March 13, 2019
Press Release

Congressman Michael San Nicolas (D-GUAL), Congressman Gus Bilirakis (R-FL12),  Congresswoman Aumua Radewagen (R-AS00), and Congressman Frank Pallone, Jr. (D-NJ06) have introduced the bi-partisan H.R. 1713, a bill that would grant presumptive herbicide exposure status to U.S. service members who served on the islands of Guam and American Samoa between the period of January 9, 1962 and July 31, 1980, or Johnston Atoll between the period of January 9, 1962 and July 31, 1980. The Lonnie Kilpatrick Central Pacific Relief Act honors a Navy Veteran stationed on Guam who died due to herbicide exposure. Mr. Kilpatrick was awarded his service-connection related this concern shortly before his death. His last words “Make it count” have become a rallying cry for Veterans who advocate justice for their fellow men and women who have become ill due to herbicide exposure. 

“The historical data is conclusive that extremely harmful levels of dioxin were present and service members were undoubtedly exposed. The environment was also impacted, with saturation levels prolonging exposures on a regular basis. The harm is undeniable, and the need for justice equally so,” said Congressman San Nicolas.  

“I am honored to work with my colleague to spearhead the ‘The Lonnie Kilpatrick Central Pacific Herbicide Relief Act.’  We must take care of those who served our country, ensuring that they have access to the care they need as a result of exposure to toxins during their service. This bill is named in honor of my friend and constituent, Lonnie Kilpatrick, who sadly passed away from an illness related to Agent Orange exposure during his service in Guam. I don’t want to see other families continue to suffer the way Lonnie’s has,” said Representative Gus Bilirakis.

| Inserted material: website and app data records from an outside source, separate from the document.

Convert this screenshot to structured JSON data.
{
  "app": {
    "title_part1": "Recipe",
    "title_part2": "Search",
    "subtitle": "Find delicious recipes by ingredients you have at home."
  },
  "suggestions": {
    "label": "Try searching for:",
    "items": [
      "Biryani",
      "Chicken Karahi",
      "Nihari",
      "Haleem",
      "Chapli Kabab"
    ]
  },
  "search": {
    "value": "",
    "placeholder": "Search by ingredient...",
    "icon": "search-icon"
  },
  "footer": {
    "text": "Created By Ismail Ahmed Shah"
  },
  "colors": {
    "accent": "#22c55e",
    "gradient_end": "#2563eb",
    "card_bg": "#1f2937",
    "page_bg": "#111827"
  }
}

Congressman Michael F.Q. San Nicolas“A great many U.S. Veterans live in the Pacific islands, and in American Samoa. We’re proud of our people’s high enlistment rate,” said Congresswoman Aumua Amata. “Through this legislation, our country keeps the national commitment to Veterans, and recognizes the dangers and long-term health risks they faced.”

A recent Government Accountability Office (GOA) report confirmed herbicide use on the islands of Guam and American Samoa, which have negatively impacted veterans stationed at military bases in the 1960's and 1970's.  Additional government documents have confirmed the use of herbicides through 1980. A Public Health assessment of the fire training school at Andersen Air Force Base found a dioxin concentration of 19,000 parts per million. For the general population, a level of 100 parts per billion would still pose a hazard.
Congressman San Nicolas is grateful to Congressman Gus Bilirakis (R-FL12), Congresswoman Aumua Radewagen, and Congressman Frank Pallone, Jr. (D-NJ06) for their commitment towards gaining recognition for our Veterans.  Congressman San Nicolas is equally thankful for the advocacy efforts of Military-Veterans Advocacy Executive Director Commander John B Wells, USN (ret) and Agent Orange Survivors of Guam leader Brian Moyer for their dedication and support towards this mission.